Atmos. Making of-Part 1
Welcome to my first Blog post!
Hopefully one of many that will give an insight into my job and passion - 3D!
To kick things off I thought I would go through a scene I have been working on to test out Corona for the first time.
The light setup is fairly basic - I used a Corona bitmap with a HDRI and input that into the corona background slot in the render settings. I do feel V-Ray's HDRI setup is a bit more intuitive when working out the sun direction as you can lock it to a V-Ray dome light which has the sun position marked on it. In Corona you can rotate it using degrees as a unit in the bitmap settings and combined with the interactive rendering it's straight forward to get the sun in the correct position.
First I put 2 blue Corona plane lights behind the windows (set to invisible), reflection and refraction turned off. These are very subtle but push some cool tones into the scene.
Disk lights are placed in the 2 lamps (far left and right in the above frame) with the kelvin set to 5000 to create warmth.
The filaments in the light bulbs in the chandelier have a corona light material with an orange to white falloff. They are not really lighting the scene but create a more realistic light bulb. In addition I placed spherical lights around the bulbs with the kelvin set to 4500 (warm). These lights are invisible and have "affect reflections" turned off in the light settings so they do not appear in the glass.
Finally I added 2 Corona IES lights above the sofa to add some more directional light into the center of the scene.
Note for old Max users:
3DS Max 2016 introduced a new physical camera which has a tilt shift option included in the parameters (V-Ray cameras also have this option). At the moment Corona uses the max/ V-Ray camera in which you add a Corona camera modifier, but for users of 3DS Max 2015 or below like me you have to add a camera correction modifier onto the camera to add the tilt shift function which is vital for Arch Viz to keep all your verticals straightand to avoid distortion. To add this, select your camera, right click and select it from the quad menu.
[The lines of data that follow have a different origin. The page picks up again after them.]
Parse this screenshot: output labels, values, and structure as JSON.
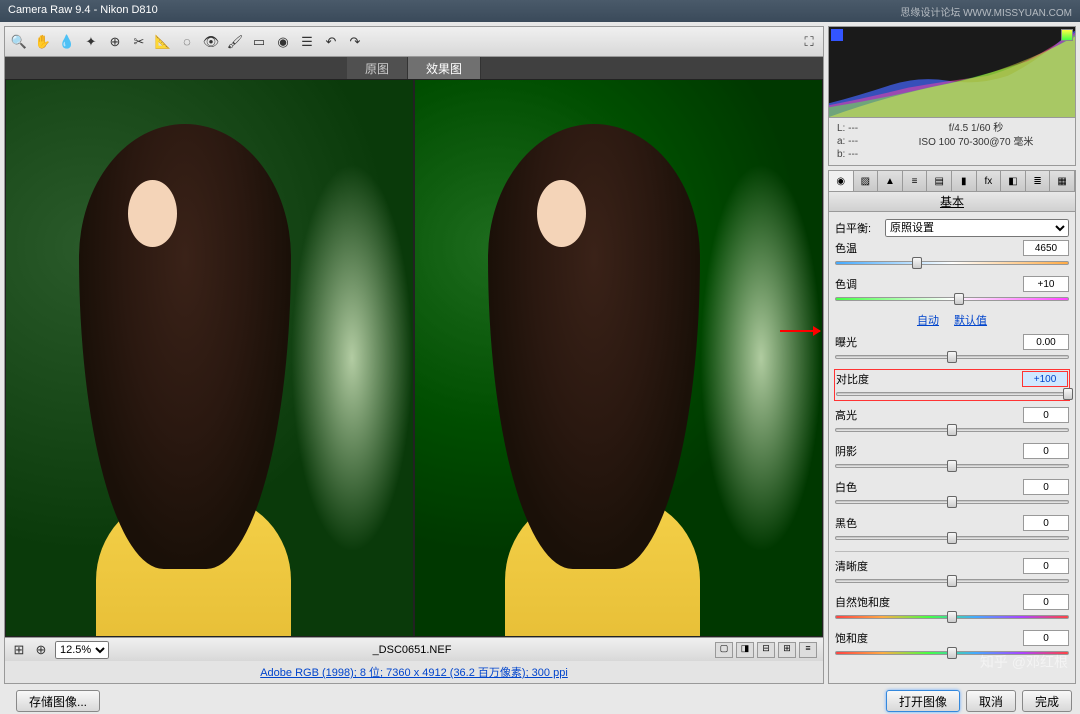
{
  "title": "Camera Raw 9.4  -  Nikon D810",
  "watermark_top": "思缘设计论坛  WWW.MISSYUAN.COM",
  "watermark_bottom": "知乎 @邓红根",
  "toolbar_icons": [
    "zoom",
    "hand",
    "eyedropper",
    "color-sampler",
    "target",
    "crop",
    "straighten",
    "spot",
    "redeye",
    "brush",
    "gradient",
    "radial",
    "prefs",
    "rotate-ccw",
    "rotate-cw"
  ],
  "tabs": {
    "original": "原图",
    "effect": "效果图"
  },
  "status": {
    "zoom": "12.5%",
    "filename": "_DSC0651.NEF"
  },
  "info_link": "Adobe RGB (1998); 8 位; 7360 x 4912 (36.2 百万像素); 300 ppi",
  "meta": {
    "L": "L:  ---",
    "a": "a:  ---",
    "b": "b:  ---",
    "exposure": "f/4.5  1/60 秒",
    "iso": "ISO 100  70-300@70 毫米"
  },
  "panel_tabs": [
    "◉",
    "▨",
    "▲",
    "≡",
    "▤",
    "▮",
    "fx",
    "◧",
    "≣",
    "▦"
  ],
  "panel_title": "基本",
  "white_balance": {
    "label": "白平衡:",
    "value": "原照设置"
  },
  "sliders": {
    "temp": {
      "name": "色温",
      "value": "4650",
      "pos": 35
    },
    "tint": {
      "name": "色调",
      "value": "+10",
      "pos": 53
    },
    "exposure": {
      "name": "曝光",
      "value": "0.00",
      "pos": 50
    },
    "contrast": {
      "name": "对比度",
      "value": "+100",
      "pos": 100
    },
    "highlights": {
      "name": "高光",
      "value": "0",
      "pos": 50
    },
    "shadows": {
      "name": "阴影",
      "value": "0",
      "pos": 50
    },
    "whites": {
      "name": "白色",
      "value": "0",
      "pos": 50
    },
    "blacks": {
      "name": "黑色",
      "value": "0",
      "pos": 50
    },
    "clarity": {
      "name": "清晰度",
      "value": "0",
      "pos": 50
    },
    "vibrance": {
      "name": "自然饱和度",
      "value": "0",
      "pos": 50
    },
    "saturation": {
      "name": "饱和度",
      "value": "0",
      "pos": 50
    }
  },
  "links": {
    "auto": "自动",
    "default": "默认值"
  },
  "buttons": {
    "save_image": "存储图像...",
    "open": "打开图像",
    "cancel": "取消",
    "done": "完成"
  }
}
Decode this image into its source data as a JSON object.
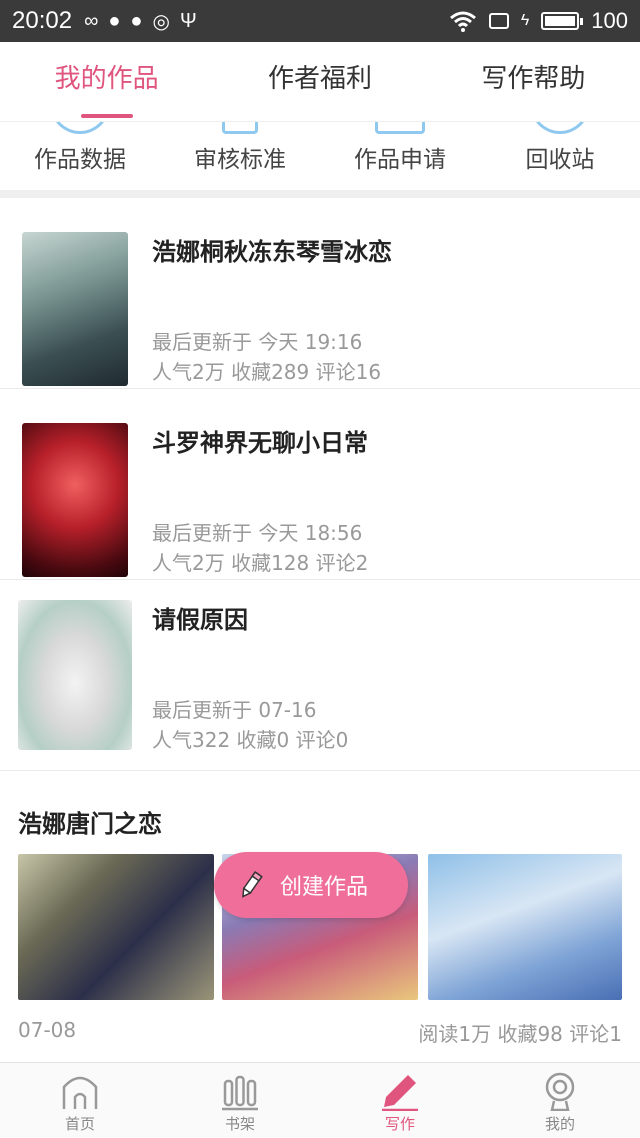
{
  "status_bar": {
    "time": "20:02",
    "battery_text": "100",
    "battery_level": 1.0
  },
  "tabs": [
    {
      "label": "我的作品",
      "active": true
    },
    {
      "label": "作者福利",
      "active": false
    },
    {
      "label": "写作帮助",
      "active": false
    }
  ],
  "quick_actions": [
    {
      "label": "作品数据",
      "icon": "data-icon"
    },
    {
      "label": "审核标准",
      "icon": "review-icon"
    },
    {
      "label": "作品申请",
      "icon": "apply-icon"
    },
    {
      "label": "回收站",
      "icon": "recycle-icon"
    }
  ],
  "works": [
    {
      "title": "浩娜桐秋冻东琴雪冰恋",
      "update": "最后更新于  今天  19:16",
      "stats": "人气2万 收藏289 评论16"
    },
    {
      "title": "斗罗神界无聊小日常",
      "update": "最后更新于  今天  18:56",
      "stats": "人气2万 收藏128 评论2"
    },
    {
      "title": "请假原因",
      "update": "最后更新于  07-16",
      "stats": "人气322 收藏0 评论0"
    }
  ],
  "series": {
    "title": "浩娜唐门之恋",
    "date": "07-08",
    "stats": "阅读1万 收藏98 评论1"
  },
  "fab": {
    "label": "创建作品"
  },
  "bottom_nav": [
    {
      "label": "首页",
      "icon": "home-icon",
      "active": false
    },
    {
      "label": "书架",
      "icon": "bookshelf-icon",
      "active": false
    },
    {
      "label": "写作",
      "icon": "pen-icon",
      "active": true
    },
    {
      "label": "我的",
      "icon": "profile-icon",
      "active": false
    }
  ],
  "colors": {
    "accent": "#e0557d",
    "fab": "#f06f9a",
    "statusbar": "#3a3a3a",
    "icon_blue": "#8fc9f0"
  }
}
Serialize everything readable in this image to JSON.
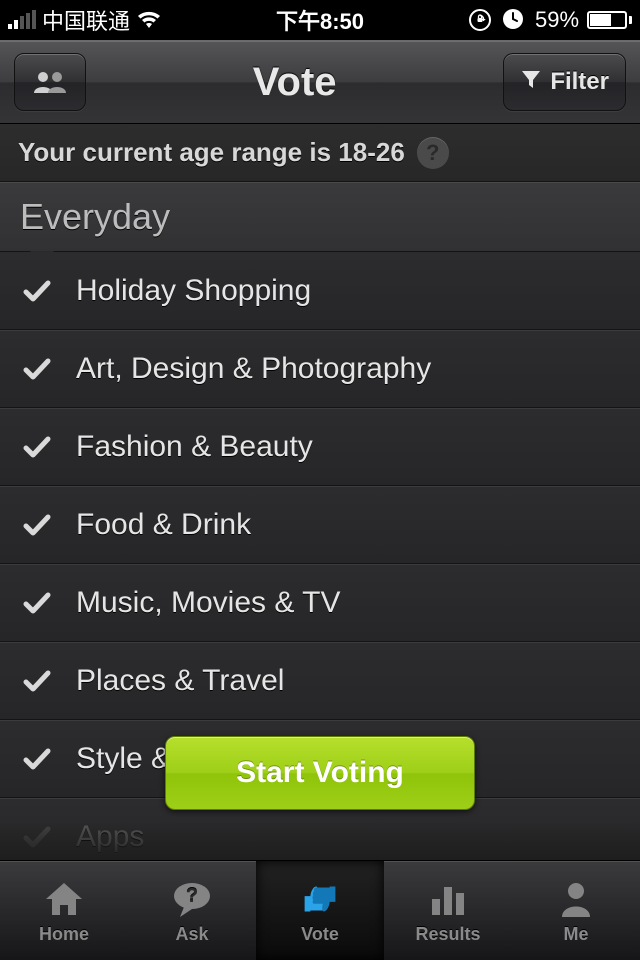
{
  "status": {
    "carrier": "中国联通",
    "time": "下午8:50",
    "battery_pct": "59%"
  },
  "nav": {
    "title": "Vote",
    "filter_label": "Filter"
  },
  "info": {
    "age_text": "Your current age range is 18-26",
    "help_symbol": "?"
  },
  "section": {
    "title": "Everyday"
  },
  "rows": [
    {
      "label": "Holiday Shopping"
    },
    {
      "label": "Art, Design & Photography"
    },
    {
      "label": "Fashion & Beauty"
    },
    {
      "label": "Food & Drink"
    },
    {
      "label": "Music, Movies & TV"
    },
    {
      "label": "Places & Travel"
    },
    {
      "label": "Style & Appearance"
    },
    {
      "label": "Apps"
    }
  ],
  "cta": {
    "start_label": "Start Voting"
  },
  "tabs": {
    "home": "Home",
    "ask": "Ask",
    "vote": "Vote",
    "results": "Results",
    "me": "Me"
  }
}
The way I light a scene has actually changed since using Corona. When using V-Ray I would set up my lights and adjusting the colour/luminescence with a lot of test renders. In Corona 1.6 they have added a function to the Lightmix that allows you to change all your lights in the scene after the render and then paste those settings back into the scene lights once you've made those adjustments (using the >scene button, screenshot below). My new workflow now is to set up the HDRI light and roughly place the other lights using interactive rendering (very fast in Corona). I then render a low resolution image, playing around with the lights in the Lightmix until I'm happy and paste them back into the scene and that is my lighting done. I'm not sure if this was the intended use but its works for me and saves me so much time compared to V-Ray.
Corona has great post production tools with a big collection of LUT's built in. For these images I used Kim_Amland_Photographic_01. It is also nice to not worry about shutter speed and ISO in the camera settings to adjust the exposure, although the CoronaCameraMod does have these options if you want to use them (i.e. if you have to do verified views and need to match the DSLR settings). I found that leaving them on the default settings and in the post processing use the simple exposure setting. F-stop and Sensor width are important for Depth Of Field and I will go into that in more detail in a future blog post.
This scene is not a client project and is something I have created in my spare time, most of the room and furniture has been modeled by me, with the exception of the side cabinet, plant and a few accessories.
For me this was also a great project to use my art as textures in this 3D scene. The image behind the sofa is an oil painting I finished in January 2017 which is now hanging behind my sofa in my flat. The other image is a pencil sketch. I think this is a nice way to combine my two hobbies so watch out for more of my artwork popping up in my visualisations!
You can see the final results below!